And if that wasn’t enough, the former prodigy, had been beaten by the new prodigy on the block.

Sometimes it can take a loss to kick a player up a few gears and perhaps that is what happened, here. Anish seemed in determined mood against Vladislav Kovalev, who is struggling so far in the tournament, having lost 3 of his first 5 games. I feel that Giri had been set on adding to his misery, especially having the white pieces. The game was a Guioco Piano, in which Anish outplayed Vladislav to take the point.
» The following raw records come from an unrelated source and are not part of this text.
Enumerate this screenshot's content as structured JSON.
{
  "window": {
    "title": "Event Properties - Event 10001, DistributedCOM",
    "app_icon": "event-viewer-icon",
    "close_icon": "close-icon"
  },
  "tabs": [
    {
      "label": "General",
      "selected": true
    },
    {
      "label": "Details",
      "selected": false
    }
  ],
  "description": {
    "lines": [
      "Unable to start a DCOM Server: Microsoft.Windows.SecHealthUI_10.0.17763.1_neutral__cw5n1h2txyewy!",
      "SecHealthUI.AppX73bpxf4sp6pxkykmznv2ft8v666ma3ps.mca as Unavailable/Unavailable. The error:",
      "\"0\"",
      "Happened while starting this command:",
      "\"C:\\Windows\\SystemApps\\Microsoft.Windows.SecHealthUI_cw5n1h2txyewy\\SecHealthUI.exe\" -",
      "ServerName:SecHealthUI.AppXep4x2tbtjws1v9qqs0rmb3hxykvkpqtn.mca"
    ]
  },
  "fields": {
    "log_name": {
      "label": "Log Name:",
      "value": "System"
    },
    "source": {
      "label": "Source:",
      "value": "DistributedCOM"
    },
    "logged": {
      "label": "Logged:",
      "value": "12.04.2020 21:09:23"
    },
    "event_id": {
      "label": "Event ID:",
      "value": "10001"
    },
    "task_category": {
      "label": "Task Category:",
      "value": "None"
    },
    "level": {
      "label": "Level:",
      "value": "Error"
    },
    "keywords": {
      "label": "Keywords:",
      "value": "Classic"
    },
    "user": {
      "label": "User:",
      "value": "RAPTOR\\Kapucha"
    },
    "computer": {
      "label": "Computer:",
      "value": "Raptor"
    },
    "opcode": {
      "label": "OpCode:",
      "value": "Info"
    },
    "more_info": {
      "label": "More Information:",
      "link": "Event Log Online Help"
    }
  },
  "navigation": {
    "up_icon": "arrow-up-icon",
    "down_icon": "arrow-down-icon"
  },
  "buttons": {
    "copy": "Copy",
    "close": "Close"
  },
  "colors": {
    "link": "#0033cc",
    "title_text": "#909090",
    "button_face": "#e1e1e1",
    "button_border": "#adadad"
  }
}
The endgame was especially dominant.

The other win of the round went to Daniil Dubov. He played his countryman, Vladislav Artemiev. Dubov took white in a Caro Kann Advance Variation and got a very nice point on the board. What is very noticeable in this game, is that there is no real ‘wham!’ until the very end, just steadily building pressure. This is clear indication, if ever it were needed, that the game is full of good, solid, strategic manoeuvring. In this, Black is not quite White’s equal on the day.

The other games were drawn, leaving Wesley So and Alireza Firouzja still in control at the top of the standings.

Masters Group, round 6 Results:

Dubov 1-0 Artemiev
So ½-½ Duda
Giri 1-0 Kovalev
Yu ½-½ Firouzja
Xiong ½-½ Vitiugov
van Foreest ½-½ Anand
Carlsen ½-½ Caruana

Masters Standings after Rd 6:

So, Firouzja — 4.0
Caruana, van Foreest, Dubov — 3.5
Xiong, Carlsen, Duda, Anand, Giri, Artemiev — 3.0
Vitiugov — 2.5
Yu — 2.0
Kovalev — 1.0

With the Masters away for round 5, the Challengers group, had seen all but 1 game decided. What would happen now that they were back cramping their style? Well, it was not so bad, with another fighting round of chess, which produced 3 decided games.

These went to Pavel Eljanov, who beat Max Warmerdam with the black pieces, to make the top of the standings his own. His co-leaders after round 5, Erwin l’Ami and Surya Shekhar Ganguly, drew their games, against David Anton Guijarro and Jan Smeets respectively.

Elsewhere, points also went to Nils Grandelius, against Lucas van Foreest, and Vincent Keymer got his first point of the tournament, beating Dinara Saduakassova, who lost her third point in a row.

Challengers Group, round 6 Results:

Mamedov ½-½ Smirnov
Warmerdam 0-1 Eljanov
van Foreest 0-1 Grandelius
Abdusattorov ½-½ Sarin
Saduakassova 0-1 Keymer
Anton Guijarro ½-½ L’Ami
Smeets ½-½ Ganguly

Challengers Standings after Rd 6:

Eljanov — 4.5
Ganguly, l’Ami — 4.0
Anton Guijarro, Smeets, Grandelius — 3.5
van Foreest, Abdusattorov, Mamedov, Sarin — 3.0
Keymer — 2.5
Smirnov — 2.0
Saduakassova — 1.5
Warmerdam — 1.0

Round 7, Saturday 18th January, 13:30 local time.

Masters: Caruana vs Dubov, Anand vs Carlsen, Vitiugov vs van Foreest, Firouzja vs Xiong, Kovalev vs Yu, Duda vs Giri, Artemiev vs So.

Challengers: Ganguly vs Mamedov, l’Ami vs Smeets, Keymer vs Anton Guijarro, Sarin vs Saduakassova, Grandelius vs Abdusattorov, Eljanov vs van Foreest, Smirnov vs Warmerdam.

About John Lee Shaw 291 Articles
Total chess nut! I enjoy following the chess world and giving my two-penneth. I don't pretend to be an expert, I'm more a knowledgeable enthusiast. My chess writing can also be seen at www.chessimprover.com.